Friday, 22 April 2011
What makes a writer choose one subject over another, one genre over another? What draws one writer to contemporary fiction, another to historical fiction, fantasy, or thrillers? While I know and admire a number of authors who can handle a variety of forms (Gillian Philip and Nicola Morgan, for example, who seem equally and brilliantly at home with both gritty thrillers and historical or fantasy novels) – there are others like myself who stick to a single last. From the age of about ten, writing fantasy has been my first and only love.
This doesn’t mean to say that I haven’t had qualms. I’ve asked myself, in the past, what relevance fantasy has or can have to the problems of life.

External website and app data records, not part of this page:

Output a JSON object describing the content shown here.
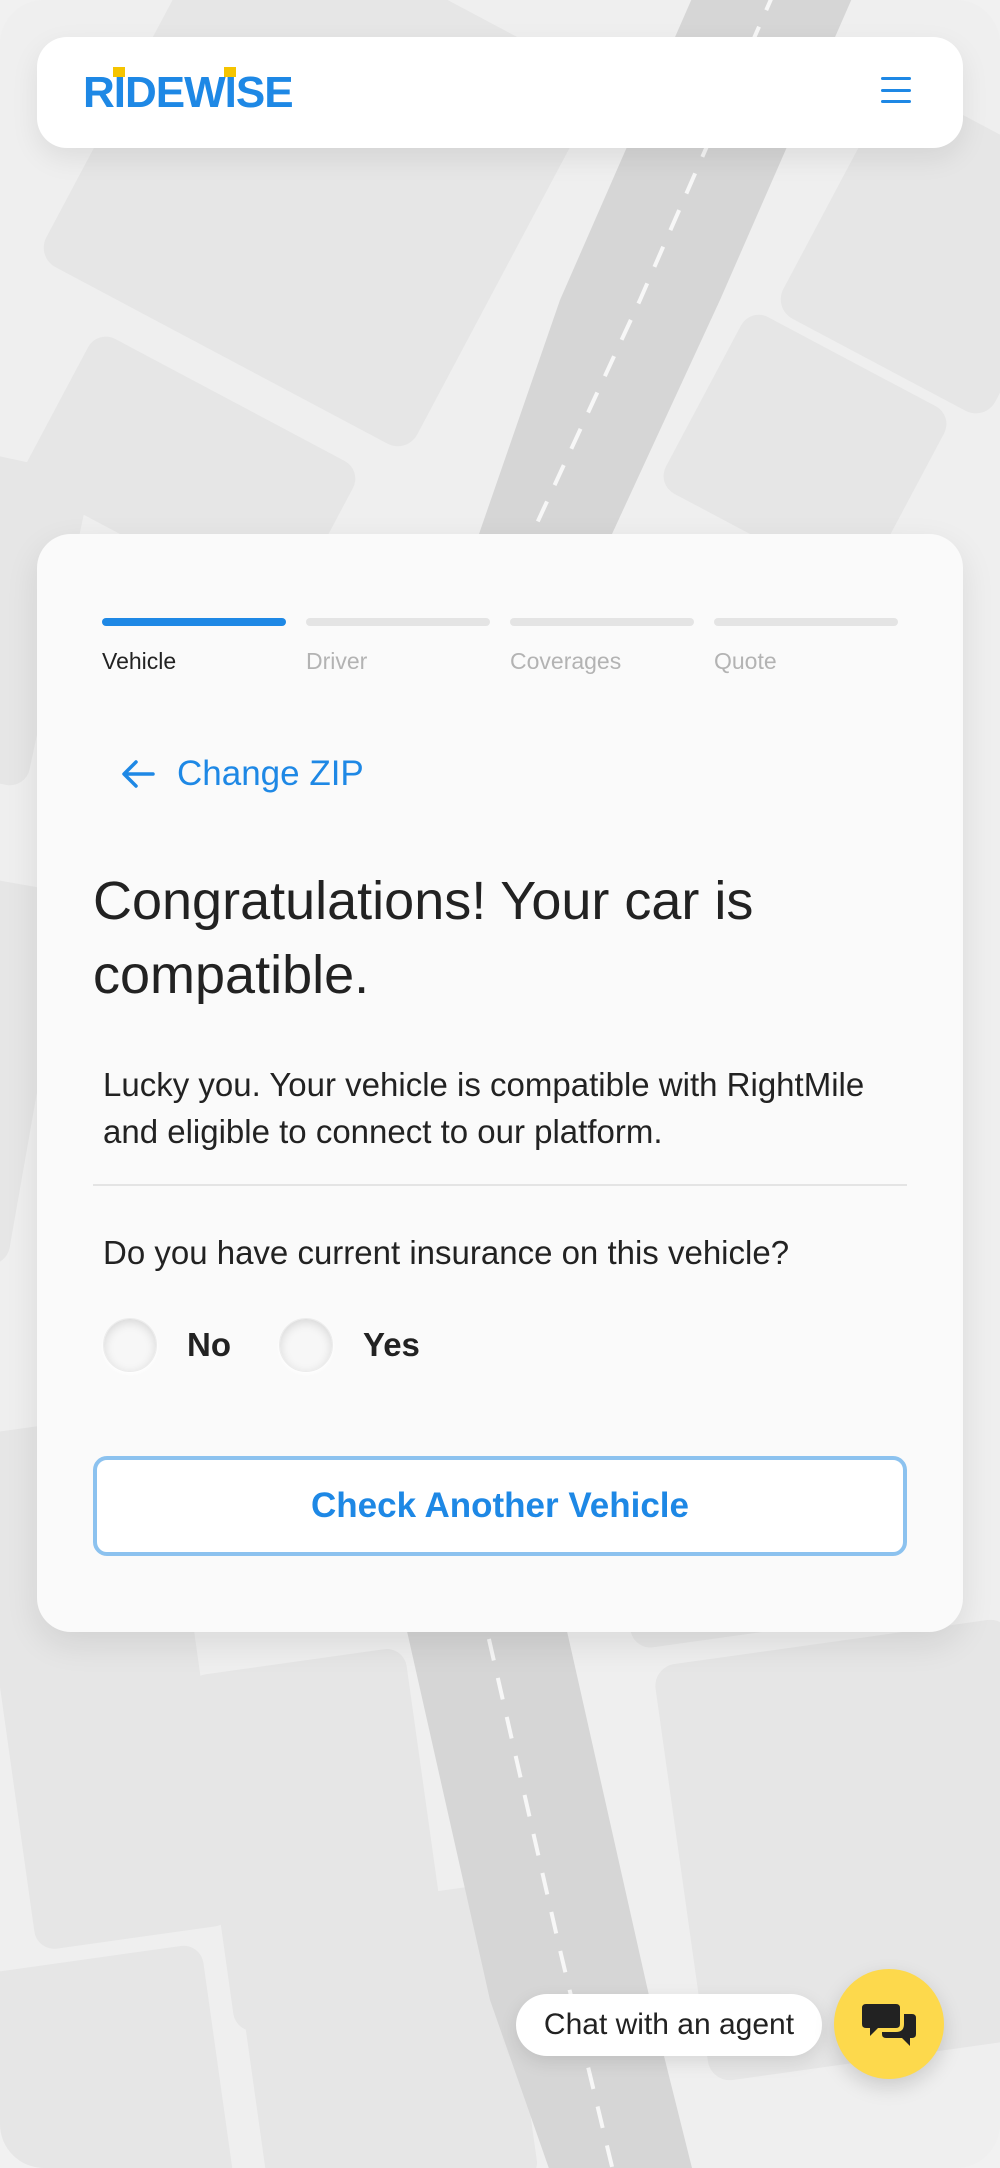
{
  "header": {
    "logo_text": "RIDEWISE",
    "menu_icon": "hamburger-menu-icon",
    "brand_color": "#1e88e5",
    "logo_dot_color": "#f5c400"
  },
  "progress": {
    "steps": [
      {
        "label": "Vehicle",
        "active": true
      },
      {
        "label": "Driver",
        "active": false
      },
      {
        "label": "Coverages",
        "active": false
      },
      {
        "label": "Quote",
        "active": false
      }
    ]
  },
  "back_link": {
    "label": "Change ZIP",
    "icon": "arrow-left-icon"
  },
  "main": {
    "title": "Congratulations! Your car is compatible.",
    "description": "Lucky you. Your vehicle is compatible with RightMile and eligible to connect to our platform.",
    "question": "Do you have current insurance on this vehicle?",
    "options": [
      "No",
      "Yes"
    ],
    "check_button_label": "Check Another Vehicle"
  },
  "chat": {
    "label": "Chat with an agent",
    "icon": "chat-bubbles-icon",
    "button_color": "#fdd94c"
  }
}
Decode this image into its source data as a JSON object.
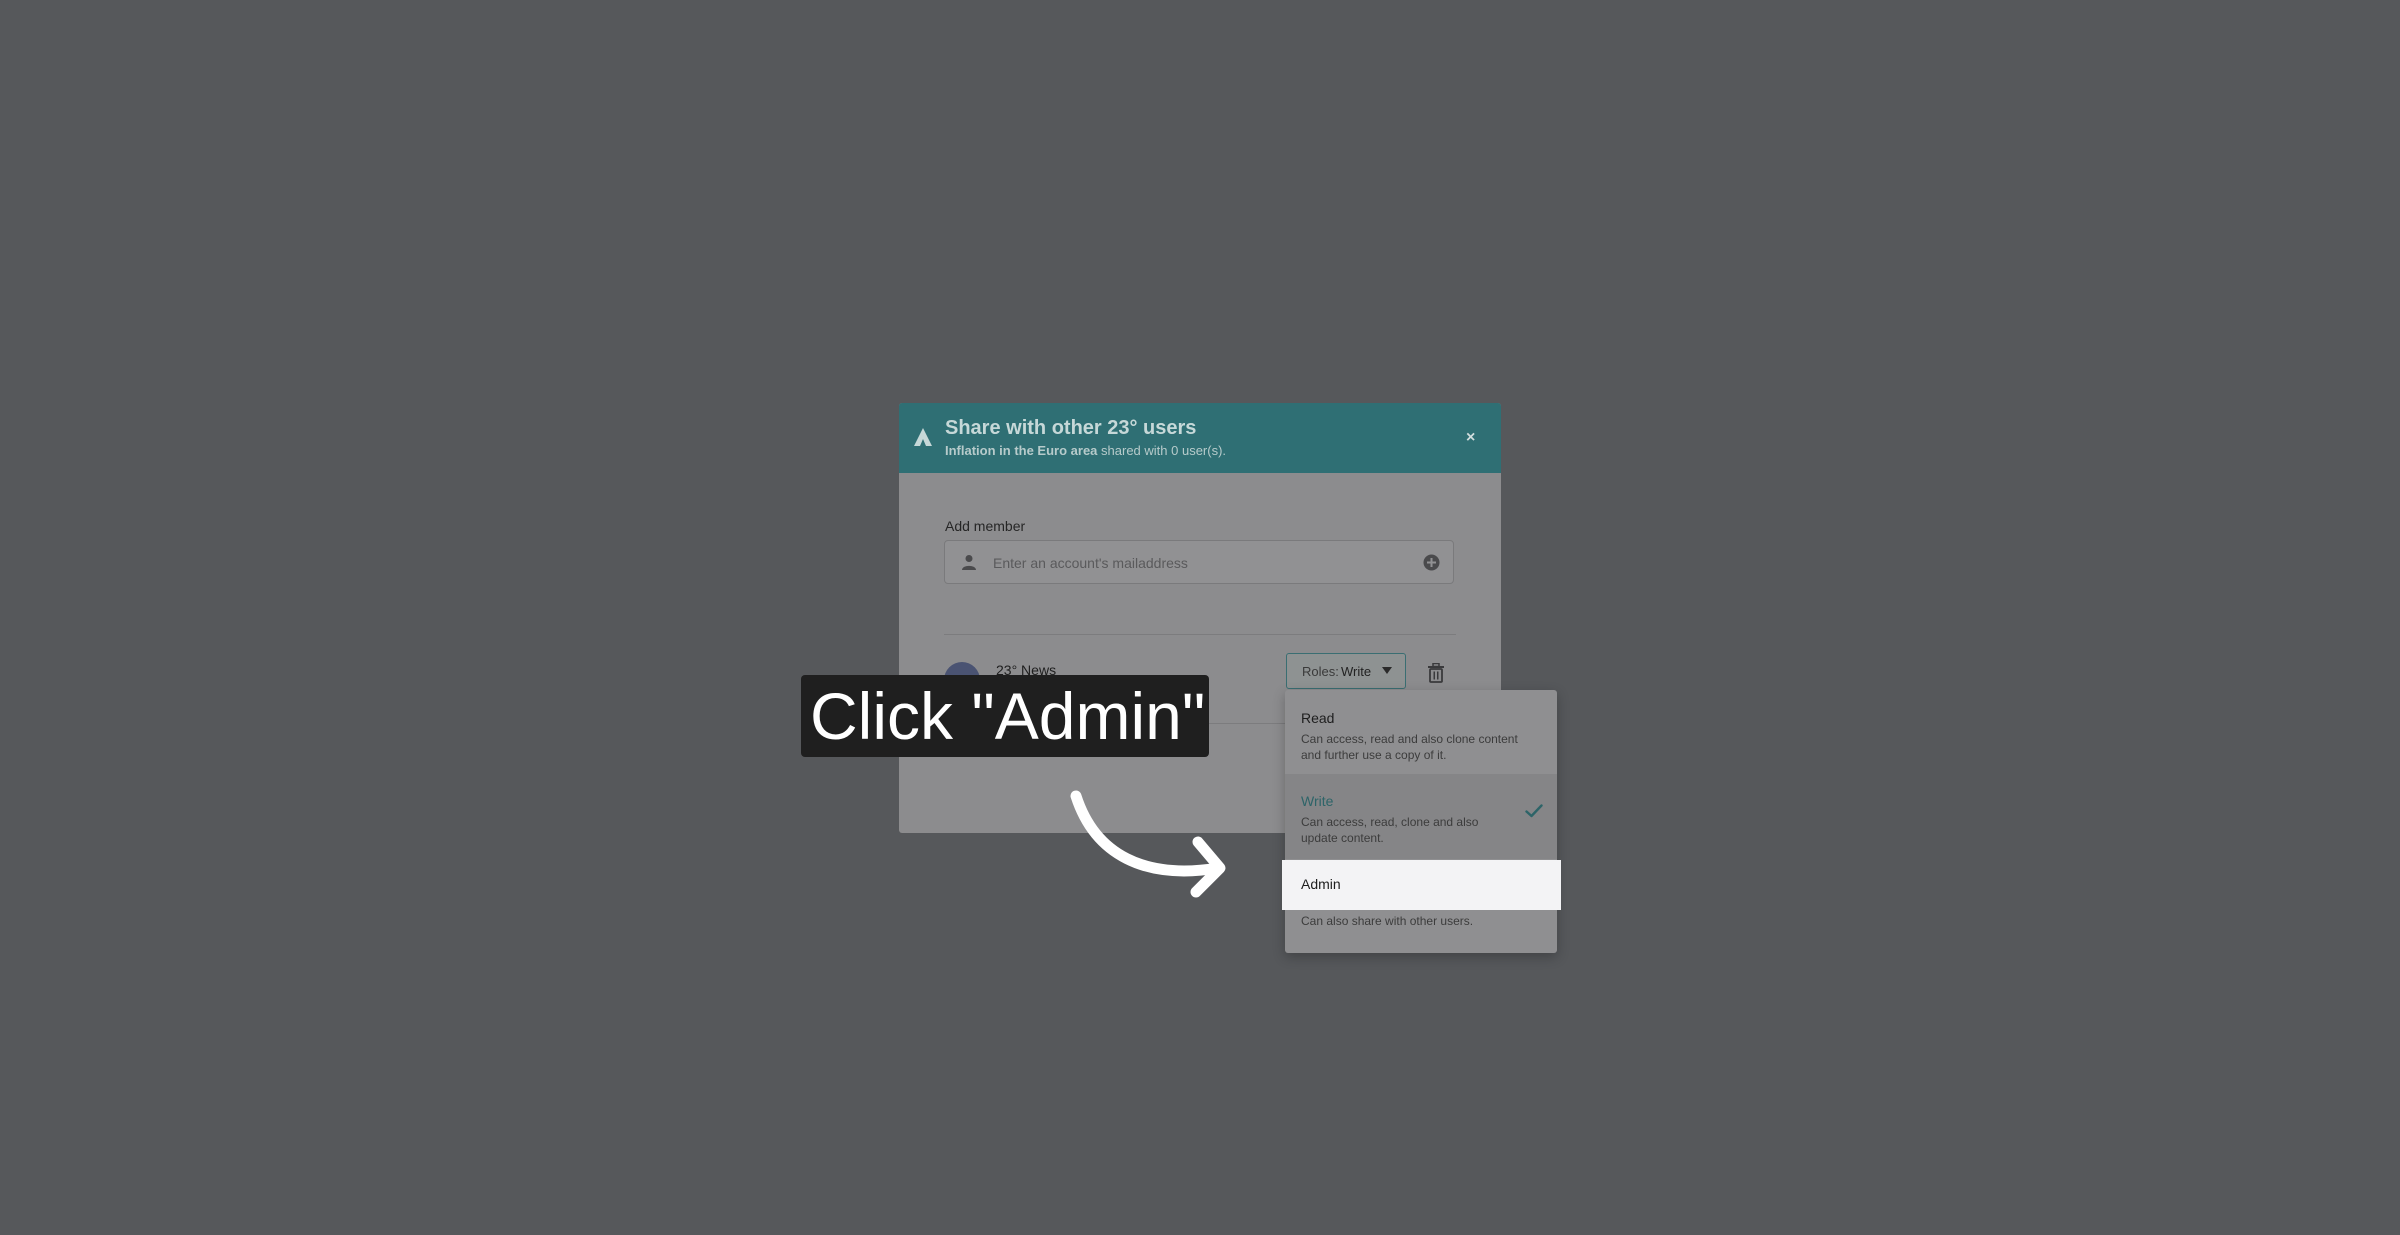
{
  "modal": {
    "title": "Share with other 23° users",
    "subtitle_doc": "Inflation in the Euro area",
    "subtitle_rest": " shared with 0 user(s).",
    "close_label": "×"
  },
  "add_member": {
    "label": "Add member",
    "placeholder": "Enter an account's mailaddress"
  },
  "members": [
    {
      "name": "23° News",
      "roles_label": "Roles:",
      "role_value": "Write"
    }
  ],
  "roles_dropdown": {
    "options": [
      {
        "title": "Read",
        "description": "Can access, read and also clone content and further use a copy of it.",
        "selected": false
      },
      {
        "title": "Write",
        "description": "Can access, read, clone and also update content.",
        "selected": true
      },
      {
        "title": "Admin",
        "description": "Can also share with other users.",
        "selected": false
      }
    ]
  },
  "tutorial": {
    "instruction": "Click \"Admin\""
  },
  "colors": {
    "header_teal": "#2f6f74",
    "accent_teal": "#2d6468",
    "overlay": "#3c3c3e",
    "highlight": "#f3f3f5",
    "callout_bg": "#1f1f1f"
  },
  "icons": {
    "logo": "triangle-logo-icon",
    "close": "close-icon",
    "user": "user-icon",
    "add": "add-circle-icon",
    "dropdown": "chevron-down-icon",
    "delete": "trash-icon",
    "selected": "check-icon",
    "pointer": "curved-arrow-icon"
  }
}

Can it really be serious? Shouldn’t I – shouldn’t I? – be writing something more meaningful?
But I have come to the conclusion that what is done with a whole heart, with love, and with as much artistic truth as I can personally muster, must be good enough. More than that is out of my control. I don’t have a choice. There is in writing, as in all art – Susan Price has eloquently written about it for Katherine Robert's Muse Mondays, here – something that feels remarkably like outside inspiration: a fierce compulsion that grasps you by the hair and demands and absolutely requires: this is what you will write about: this and this alone. If you don’t obey it you feel restless, haunted. You cannot ignore it. You cannot decide to write about something else. (Or if you try, what you turn out will be stale, flat and unprofitable.)
The problem is that the divine or daemonic impulse will only take you so far. It sets you going and then leaves you to stumble on alone as best you can. If you’re lucky, you’ll get occasional vivid flashes to light your path, but for the rest, you’ll need patience, persistence, technique and plenty of common sense. This applies no matter what type of fiction you happen to have fallen in love with.
But it’s good to be aware of the particular pitfalls of your chosen genre. I wouldn’t like to speak for others, but in the early mid stages of my career as a fantasy writer I was anxious for a while about the possibility of getting carried away by colourful but superficial effects, and forgetting or neglecting emotional truth. What it boils down to is, that whatever their circumstances, the characters should have space to live and breathe. Ulysses isn’t just a man island-hopping from one astounding adventure to another: he’s a war-weary veteran desperate to get home. Malory’s Lancelot isn’t merely the best knight in the world and a hero sans reproche, he’s a breathing, fallible man torn between his honour and his sense of sin: his love for Arthur and his love for Guinevere. He knows he’s unworthy of the Holy Grail – so when he’s finally allowed to perform a miracle of healing, he reacts with uncontrollable tears, weeping ‘like a child that has been beaten’.
Here’s a short ballad I wrote to warn myself about the dangers of following the queen of faerie rather too far into the dry lands.
As I walked out one summer day,
under the summer sky,
I saw about me the hills of summer
quaking with heat, and I
wondering saw a fair lady ride
down a slope in my mind:
it seemed she was the queen of fays
with the fairy host behind;
but they passed over the dry grass
through the quivering air
like vague thoughts passing
that are hardly there:
and where was the green velvet
and the rich jangling bells,
and the colour, and the dazzle
that the ballad tells
bewildered young Thomas the Rhymer
under the Eildon tree? –
thinking she was the queen of heaven
he bent his knee:
but it’s no, no, she says, no,
I am not what you think.
I cannot give you water and wine,
only dust to drink:
and you shall gain nothing from me
of knowledge of men;
but you shall blow down the hillside
ghostly in the sun.
Picture credit: Thomas Rhymer by Joseph Noel Paton